▶ [Assignment]:
From the entries below, copy every line that holds the word "Press".
START Records to process
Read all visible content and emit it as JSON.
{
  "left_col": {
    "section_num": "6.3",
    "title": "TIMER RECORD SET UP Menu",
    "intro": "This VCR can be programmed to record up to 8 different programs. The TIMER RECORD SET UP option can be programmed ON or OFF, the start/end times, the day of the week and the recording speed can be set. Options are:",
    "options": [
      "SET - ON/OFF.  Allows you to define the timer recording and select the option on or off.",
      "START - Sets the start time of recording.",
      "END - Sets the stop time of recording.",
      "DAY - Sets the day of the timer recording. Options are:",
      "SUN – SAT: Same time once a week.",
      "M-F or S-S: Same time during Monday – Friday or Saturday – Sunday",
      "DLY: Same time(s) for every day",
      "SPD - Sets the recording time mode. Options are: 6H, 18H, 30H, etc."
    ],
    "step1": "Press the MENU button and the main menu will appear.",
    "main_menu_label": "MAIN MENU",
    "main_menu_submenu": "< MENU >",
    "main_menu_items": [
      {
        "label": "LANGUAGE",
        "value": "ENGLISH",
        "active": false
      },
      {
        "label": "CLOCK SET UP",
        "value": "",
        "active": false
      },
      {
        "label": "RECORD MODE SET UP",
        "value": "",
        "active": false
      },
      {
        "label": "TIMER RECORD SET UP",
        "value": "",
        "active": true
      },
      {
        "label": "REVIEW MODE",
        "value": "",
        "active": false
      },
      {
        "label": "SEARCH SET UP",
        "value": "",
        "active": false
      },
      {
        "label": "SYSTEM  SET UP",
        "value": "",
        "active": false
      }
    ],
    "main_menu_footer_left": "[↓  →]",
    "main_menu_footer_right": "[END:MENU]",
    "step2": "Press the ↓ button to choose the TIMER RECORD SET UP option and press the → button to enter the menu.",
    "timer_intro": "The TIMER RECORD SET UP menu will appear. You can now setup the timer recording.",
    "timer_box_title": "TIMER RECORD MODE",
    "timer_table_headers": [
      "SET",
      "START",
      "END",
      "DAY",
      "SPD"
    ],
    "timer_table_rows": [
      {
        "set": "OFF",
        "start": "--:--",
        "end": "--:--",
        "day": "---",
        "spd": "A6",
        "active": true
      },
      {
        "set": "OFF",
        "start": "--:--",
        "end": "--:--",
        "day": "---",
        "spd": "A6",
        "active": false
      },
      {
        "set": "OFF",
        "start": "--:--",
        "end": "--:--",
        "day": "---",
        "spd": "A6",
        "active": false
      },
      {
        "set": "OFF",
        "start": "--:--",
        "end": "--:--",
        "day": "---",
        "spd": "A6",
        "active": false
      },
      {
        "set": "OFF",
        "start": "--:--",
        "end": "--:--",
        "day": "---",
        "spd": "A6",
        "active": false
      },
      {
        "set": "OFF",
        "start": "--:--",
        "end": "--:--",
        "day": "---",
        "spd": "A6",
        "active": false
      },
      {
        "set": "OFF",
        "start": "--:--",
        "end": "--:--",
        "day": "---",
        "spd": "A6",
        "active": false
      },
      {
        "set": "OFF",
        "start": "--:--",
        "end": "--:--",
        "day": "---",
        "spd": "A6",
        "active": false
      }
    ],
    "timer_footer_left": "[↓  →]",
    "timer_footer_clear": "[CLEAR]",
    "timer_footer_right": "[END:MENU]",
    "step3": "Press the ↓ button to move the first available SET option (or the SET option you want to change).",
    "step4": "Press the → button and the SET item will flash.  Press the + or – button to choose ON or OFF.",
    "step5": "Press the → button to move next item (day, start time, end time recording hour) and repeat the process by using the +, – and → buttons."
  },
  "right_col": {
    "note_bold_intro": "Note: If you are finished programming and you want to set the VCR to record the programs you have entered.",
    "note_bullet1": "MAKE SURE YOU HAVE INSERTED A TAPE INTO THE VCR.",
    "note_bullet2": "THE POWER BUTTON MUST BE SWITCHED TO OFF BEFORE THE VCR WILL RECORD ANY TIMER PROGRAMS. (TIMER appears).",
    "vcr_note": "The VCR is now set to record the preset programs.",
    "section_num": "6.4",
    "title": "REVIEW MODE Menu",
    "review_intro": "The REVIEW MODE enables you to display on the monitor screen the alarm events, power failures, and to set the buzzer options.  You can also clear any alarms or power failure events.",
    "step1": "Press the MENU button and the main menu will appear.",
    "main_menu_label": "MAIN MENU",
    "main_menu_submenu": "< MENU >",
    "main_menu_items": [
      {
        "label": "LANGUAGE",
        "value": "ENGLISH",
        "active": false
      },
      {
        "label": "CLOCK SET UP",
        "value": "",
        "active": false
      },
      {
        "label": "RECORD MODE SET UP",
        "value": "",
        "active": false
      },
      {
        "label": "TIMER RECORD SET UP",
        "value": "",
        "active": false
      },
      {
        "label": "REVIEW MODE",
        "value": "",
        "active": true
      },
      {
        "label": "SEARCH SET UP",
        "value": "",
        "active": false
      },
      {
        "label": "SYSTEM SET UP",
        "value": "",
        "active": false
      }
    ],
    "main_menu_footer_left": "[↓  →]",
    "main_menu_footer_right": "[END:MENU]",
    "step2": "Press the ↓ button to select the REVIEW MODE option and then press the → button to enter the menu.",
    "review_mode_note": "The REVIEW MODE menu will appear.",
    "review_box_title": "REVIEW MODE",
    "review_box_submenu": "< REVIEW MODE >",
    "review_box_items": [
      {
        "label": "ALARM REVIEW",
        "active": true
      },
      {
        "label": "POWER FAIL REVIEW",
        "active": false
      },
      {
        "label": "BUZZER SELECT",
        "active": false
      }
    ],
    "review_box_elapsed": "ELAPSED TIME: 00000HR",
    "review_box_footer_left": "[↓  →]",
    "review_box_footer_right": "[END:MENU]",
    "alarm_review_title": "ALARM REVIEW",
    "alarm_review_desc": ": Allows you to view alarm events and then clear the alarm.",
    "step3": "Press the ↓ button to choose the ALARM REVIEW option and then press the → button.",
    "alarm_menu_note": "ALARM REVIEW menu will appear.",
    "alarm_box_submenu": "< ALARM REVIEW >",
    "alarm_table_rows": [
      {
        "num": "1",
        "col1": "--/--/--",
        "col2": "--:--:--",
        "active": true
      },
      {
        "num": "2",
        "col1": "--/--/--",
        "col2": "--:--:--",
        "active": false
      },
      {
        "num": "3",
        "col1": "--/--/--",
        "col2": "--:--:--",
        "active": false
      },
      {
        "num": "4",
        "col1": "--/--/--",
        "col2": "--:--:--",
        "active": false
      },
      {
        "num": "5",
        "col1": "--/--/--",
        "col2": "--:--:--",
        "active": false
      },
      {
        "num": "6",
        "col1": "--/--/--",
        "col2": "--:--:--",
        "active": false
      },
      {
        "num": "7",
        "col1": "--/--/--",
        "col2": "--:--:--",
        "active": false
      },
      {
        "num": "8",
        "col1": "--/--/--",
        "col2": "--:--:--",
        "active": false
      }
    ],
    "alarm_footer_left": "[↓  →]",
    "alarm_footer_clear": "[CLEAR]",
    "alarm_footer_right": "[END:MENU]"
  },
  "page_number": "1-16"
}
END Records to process
▶ [Result of this exercise]:
    "step1": "Press the MENU button and the main menu will appear.",
    "step2": "Press the ↓ button to choose the TIMER RECORD SET UP option and press the → button to enter the menu.",
    "step3": "Press the ↓ button to move the first available SET option (or the SET option you want to change).",
    "step4": "Press the → button and the SET item will flash.  Press the + or – button to choose ON or OFF.",
    "step5": "Press the → button to move next item (day, start time, end time recording hour) and repeat the process by using the +, – and → buttons."
    "step1": "Press the MENU button and the main menu will appear.",
    "step2": "Press the ↓ button to select the REVIEW MODE option and then press the → button to enter the menu.",
    "step3": "Press the ↓ button to choose the ALARM REVIEW option and then press the → button.",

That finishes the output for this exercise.